Falling to a “D” from a “C” grade in spring 2019, U of I ranked poorly in these areas:

  • “C. diff” (clostridium difficile) infections in patients and surgical site infections after colon surgery.

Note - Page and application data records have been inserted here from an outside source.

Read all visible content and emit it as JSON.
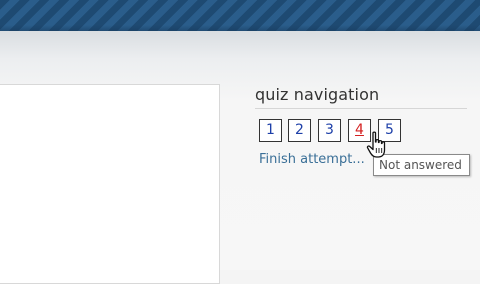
{
  "quiz_navigation": {
    "title": "quiz navigation",
    "questions": [
      {
        "label": "1",
        "status": "answered"
      },
      {
        "label": "2",
        "status": "answered"
      },
      {
        "label": "3",
        "status": "answered"
      },
      {
        "label": "4",
        "status": "not-answered"
      },
      {
        "label": "5",
        "status": "answered"
      }
    ],
    "finish_link": "Finish attempt..."
  },
  "tooltip": {
    "text": "Not answered"
  },
  "colors": {
    "header": "#1e4a72",
    "question_number": "#1d3fa8",
    "not_answered_number": "#d42020",
    "link": "#3a6f97"
  }
}
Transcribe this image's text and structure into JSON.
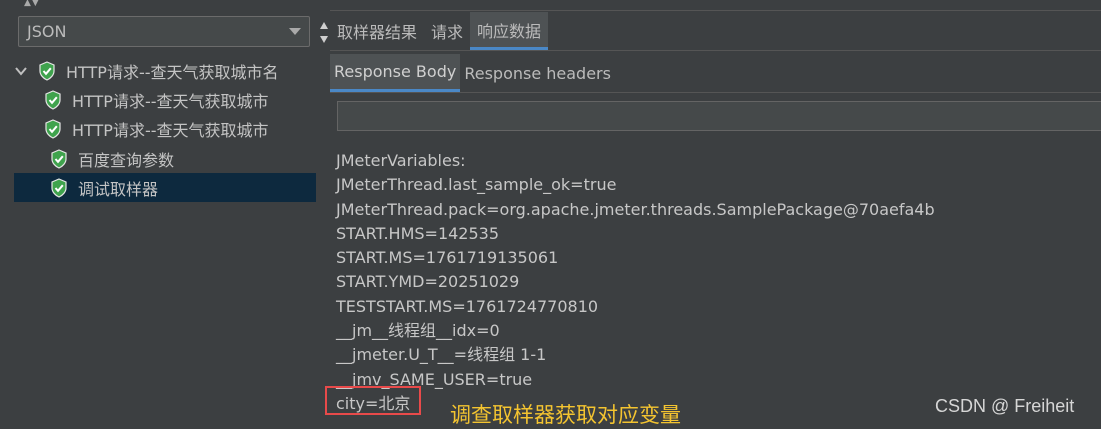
{
  "left_panel": {
    "renderer_select": {
      "value": "JSON"
    },
    "tree": [
      {
        "label": "HTTP请求--查天气获取城市名",
        "expanded": true,
        "status": "success"
      },
      {
        "label": "HTTP请求--查天气获取城市",
        "status": "success"
      },
      {
        "label": "HTTP请求--查天气获取城市",
        "status": "success"
      },
      {
        "label": "百度查询参数",
        "status": "success"
      },
      {
        "label": "调试取样器",
        "status": "success",
        "selected": true
      }
    ]
  },
  "right_panel": {
    "tabs": [
      "取样器结果",
      "请求",
      "响应数据"
    ],
    "active_tab": "响应数据",
    "sub_tabs": [
      "Response Body",
      "Response headers"
    ],
    "active_sub_tab": "Response Body",
    "search_value": "",
    "body_lines": [
      "JMeterVariables:",
      "JMeterThread.last_sample_ok=true",
      "JMeterThread.pack=org.apache.jmeter.threads.SamplePackage@70aefa4b",
      "START.HMS=142535",
      "START.MS=1761719135061",
      "START.YMD=20251029",
      "TESTSTART.MS=1761724770810",
      "__jm__线程组__idx=0",
      "__jmeter.U_T__=线程组 1-1",
      "__jmv_SAME_USER=true",
      "city=北京"
    ]
  },
  "annotation": "调查取样器获取对应变量",
  "watermark": "CSDN @ Freiheit",
  "colors": {
    "success_icon": "#3fa34d",
    "accent": "#4a88c7",
    "highlight_border": "#e84a4a",
    "annotation_text": "#f4c430"
  }
}
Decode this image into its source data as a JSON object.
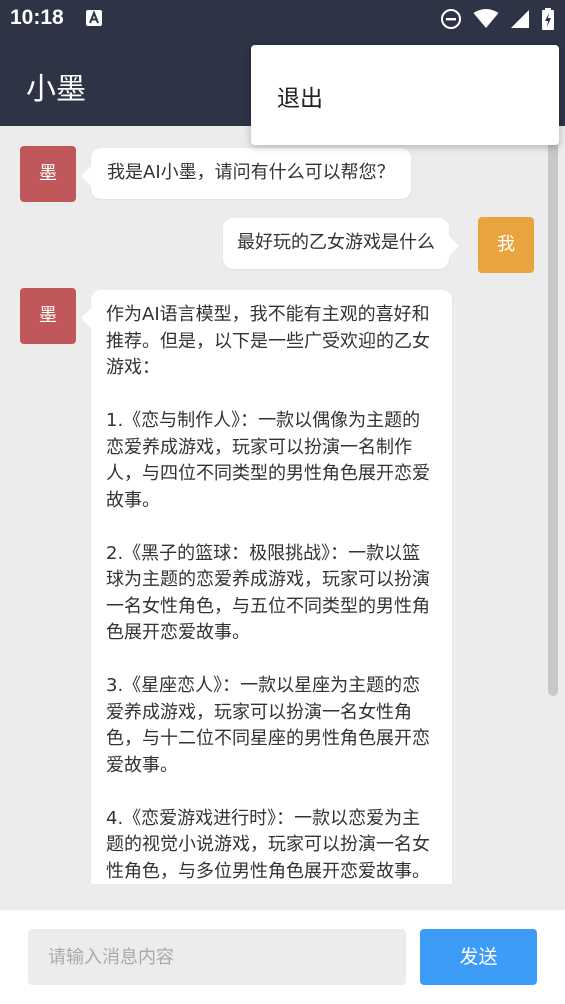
{
  "status_bar": {
    "time": "10:18",
    "icons": [
      "keyboard-a-icon",
      "do-not-disturb-icon",
      "wifi-icon",
      "cellular-signal-icon",
      "battery-charging-icon"
    ]
  },
  "app_bar": {
    "title": "小墨"
  },
  "menu": {
    "items": [
      {
        "label": "退出"
      }
    ]
  },
  "colors": {
    "app_bar": "#2e3346",
    "ai_avatar": "#c0575a",
    "user_avatar": "#e9a33f",
    "send_button": "#3d9cf5"
  },
  "messages": [
    {
      "sender": "ai",
      "avatar_label": "墨",
      "text": "我是AI小墨，请问有什么可以帮您？"
    },
    {
      "sender": "user",
      "avatar_label": "我",
      "text": "最好玩的乙女游戏是什么"
    },
    {
      "sender": "ai",
      "avatar_label": "墨",
      "paragraphs": [
        "作为AI语言模型，我不能有主观的喜好和推荐。但是，以下是一些广受欢迎的乙女游戏：",
        "1.《恋与制作人》：一款以偶像为主题的恋爱养成游戏，玩家可以扮演一名制作人，与四位不同类型的男性角色展开恋爱故事。",
        "2.《黑子的篮球：极限挑战》：一款以篮球为主题的恋爱养成游戏，玩家可以扮演一名女性角色，与五位不同类型的男性角色展开恋爱故事。",
        "3.《星座恋人》：一款以星座为主题的恋爱养成游戏，玩家可以扮演一名女性角色，与十二位不同星座的男性角色展开恋爱故事。",
        "4.《恋爱游戏进行时》：一款以恋爱为主题的视觉小说游戏，玩家可以扮演一名女性角色，与多位男性角色展开恋爱故事。"
      ]
    }
  ],
  "input": {
    "placeholder": "请输入消息内容",
    "value": ""
  },
  "send_button": {
    "label": "发送"
  }
}
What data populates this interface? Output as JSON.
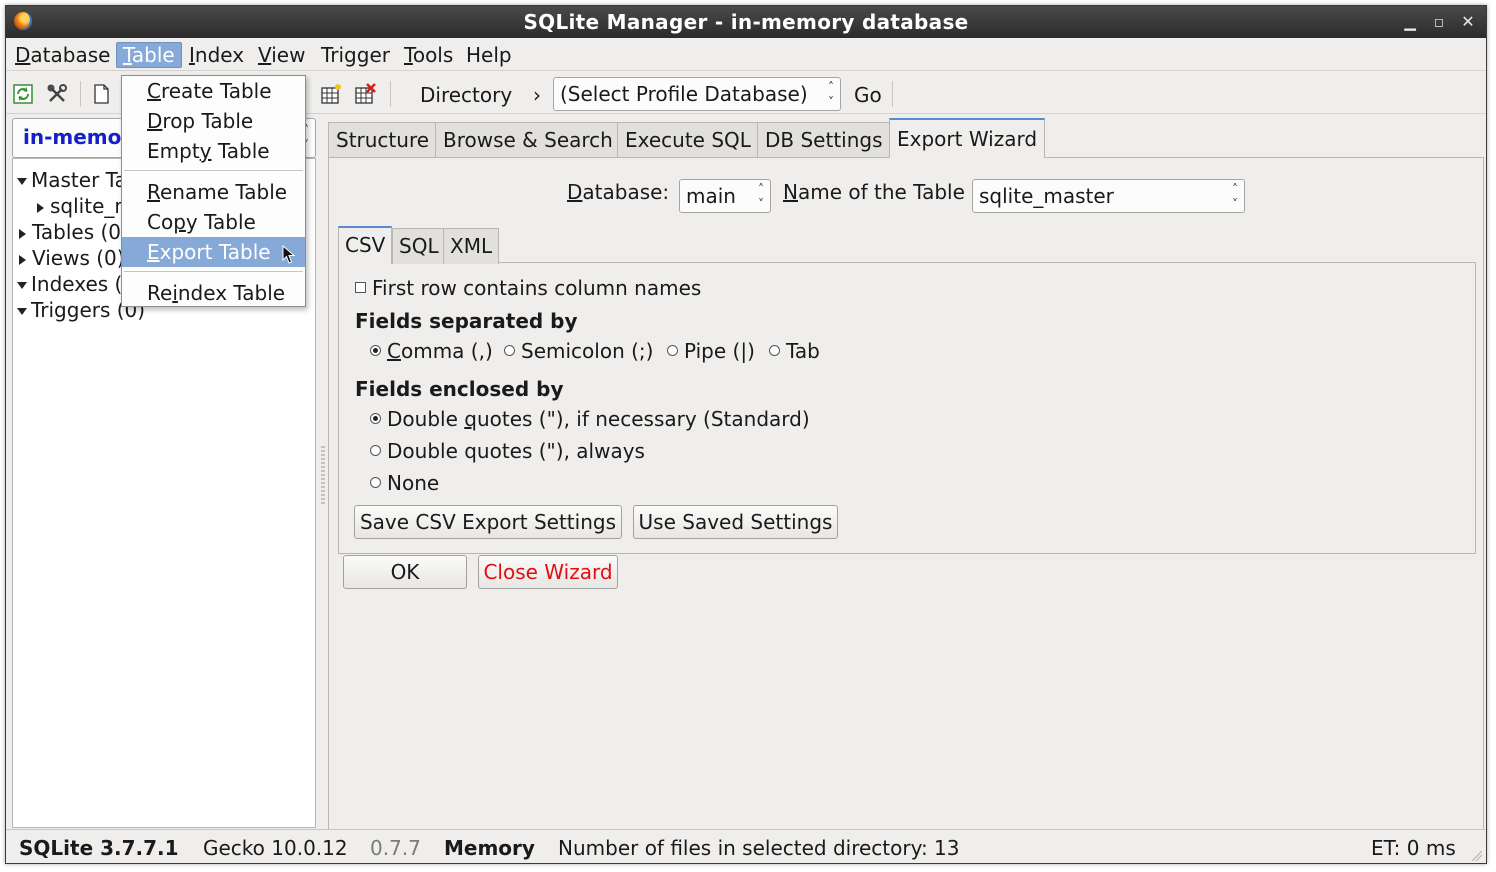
{
  "window": {
    "title": "SQLite Manager - in-memory database"
  },
  "menubar": {
    "items": [
      {
        "label": "Database",
        "mnemonic": "D",
        "rest": "atabase"
      },
      {
        "label": "Table",
        "mnemonic": "T",
        "rest": "able"
      },
      {
        "label": "Index",
        "mnemonic": "I",
        "rest": "ndex"
      },
      {
        "label": "View",
        "mnemonic": "V",
        "rest": "iew"
      },
      {
        "label": "Trigger",
        "mnemonic": "",
        "rest": "Trigger"
      },
      {
        "label": "Tools",
        "mnemonic": "T",
        "rest": "ools"
      },
      {
        "label": "Help",
        "mnemonic": "",
        "rest": "Help"
      }
    ]
  },
  "table_menu": {
    "create": {
      "pre": "",
      "mn": "C",
      "post": "reate Table"
    },
    "drop": {
      "pre": "",
      "mn": "D",
      "post": "rop Table"
    },
    "empty": {
      "pre": "Empt",
      "mn": "y",
      "post": " Table"
    },
    "rename": {
      "pre": "",
      "mn": "R",
      "post": "ename Table"
    },
    "copy": {
      "pre": "Co",
      "mn": "p",
      "post": "y Table"
    },
    "export": {
      "pre": "",
      "mn": "E",
      "post": "xport Table"
    },
    "reindex": {
      "pre": "Re",
      "mn": "i",
      "post": "ndex Table"
    }
  },
  "toolbar": {
    "directory_label": "Directory",
    "chevron": "›",
    "profile_select": "(Select Profile Database)",
    "go_label": "Go"
  },
  "left_panel": {
    "db_select": "in-memory",
    "tree": {
      "master": "Master Tables (1)",
      "sqlite_master": "sqlite_master",
      "tables": "Tables (0)",
      "views": "Views (0)",
      "indexes": "Indexes (0)",
      "triggers": "Triggers (0)"
    }
  },
  "tabs": [
    "Structure",
    "Browse & Search",
    "Execute SQL",
    "DB Settings",
    "Export Wizard"
  ],
  "export": {
    "database_label_mn": "D",
    "database_label_rest": "atabase:",
    "database_value": "main",
    "table_label_mn": "N",
    "table_label_rest": "ame of the Table",
    "table_value": "sqlite_master",
    "subtabs": [
      "CSV",
      "SQL",
      "XML"
    ],
    "first_row": "First row contains column names",
    "separated_heading": "Fields separated by",
    "sep_comma_mn": "C",
    "sep_comma_rest": "omma (,)",
    "sep_semicolon": "Semicolon (;)",
    "sep_pipe": "Pipe (|)",
    "sep_tab": "Tab",
    "enclosed_heading": "Fields enclosed by",
    "enc_std_pre": "Double ",
    "enc_std_mn": "q",
    "enc_std_post": "uotes (\"), if necessary (Standard)",
    "enc_always": "Double quotes (\"), always",
    "enc_none": "None",
    "save_settings": "Save CSV Export Settings",
    "use_saved": "Use Saved Settings",
    "ok": "OK",
    "close_wizard": "Close Wizard"
  },
  "status": {
    "sqlite_version": "SQLite 3.7.7.1",
    "gecko": "Gecko 10.0.12",
    "ext_version": "0.7.7",
    "memory": "Memory",
    "files_info": "Number of files in selected directory: 13",
    "elapsed": "ET: 0 ms"
  },
  "colors": {
    "accent": "#86a9d8",
    "db_name": "#1520c8",
    "danger": "#e01010"
  }
}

The latter can be fatal.
  • Dangerous objects accidentally left in patients’ bodies following surgery, often a surgical sponge.
  • Collapsed lung resulting from improper insertion of a catheter or feeding tube.
  • Serious breathing problems following surgery.
  • Life-threatening blood clots after surgery—ranked among the very worst hospitals for this.
  • Accidental cuts or tears during surgery.
  • Inadequate communication to patients regarding medications administered and inadequate post-discharge instructions about care.
  • Development of potentially dangerous bedsores.
  • Failure to prevent patient falls and injuries.
  • Poor doctor and nurse communication with patients.
  • Too few specially trained intensive-care (ICU) physicians.

John H. Stroger, Jr. Hospital
1969 W. Ogden Ave.
Chicago, IL 60612-3785

The Cook County-operated Stroger Hospital also earned a “D” in spring 2019, falling from a “C” the previous year.

Stroger ranked poorly in these areas:

  • Potentially lethal MRSA (staph) infections and C. diff infections
  • Dangerous object left in patient’s body after surgery (ranked at very bottom)
  • Death from serious but treatable complications following surgery
  • Dangerous blood clots following surgery
  • Accidental cuts and tears during surgery
  • Poor communication to patients about medications and post-discharge care
  • Poor hand-washing by staff, raising risk of infection
  • Development of potentially dangerous bedsores
  • Poor tracking of past errors to reduce risk to patients
  • Poor responsiveness of hospital staff to patient calls for help
  • Too few critical-care and ICU doctors (received lowest score)

Mt. Sinai Hospital
1500 South Fairfield Ave.
Chicago, IL 60608

Mt. Sinai has improved from its “F” rating in 2018. Leapfrog Group found the hospital performed poorly in these areas:

  • High rate of patient infections of nearly all kinds: MRSA, C. diff, urinary tract, and surgical site infection (colon)
  • Death from serious but treatable complications following surgery
  • Accidental cuts and tears in surgery
  • Dangerous blood clots following surgery
  • Poor communication to patients about medications and post-discharge care
  • Poor staff hand-washing practices
  • Development of potentially dangerous bedsores
  • Failure to prevent patient falls and injuries
  • Poor medical staff communication with patients and responsiveness to patient needs

UnityPoint Health-Pekin
600 S. 13th Street
Pekin, IL 61554-5098

Fell from a “C” in spring 2019. Leapfrog Group found the following problems:

  • High rate of C. diff infections
  • Surgical stitches on stomach or abdominal area splitting open after surgery, leaving a wound exposed and raising the risk of infection
  • Accidental cuts or tears during surgery
  • Serious breathing problems following surgery
  • Poor medical staff communication about medications and post-discharge care
  • Poor staff hand-washing practices
  • Poor tracking of past errors in order to prevent future errors
  • Too few qualified nurses
  • Too few specially trained intensive-care doctors
  • Poor medical staff communication with patients

While 10 states ranked safer than Illinois, hospital patients here are still better off than in most other states, especially Alaska, North Dakota and Wyoming, which all tied for last place. Maine was rated the safest.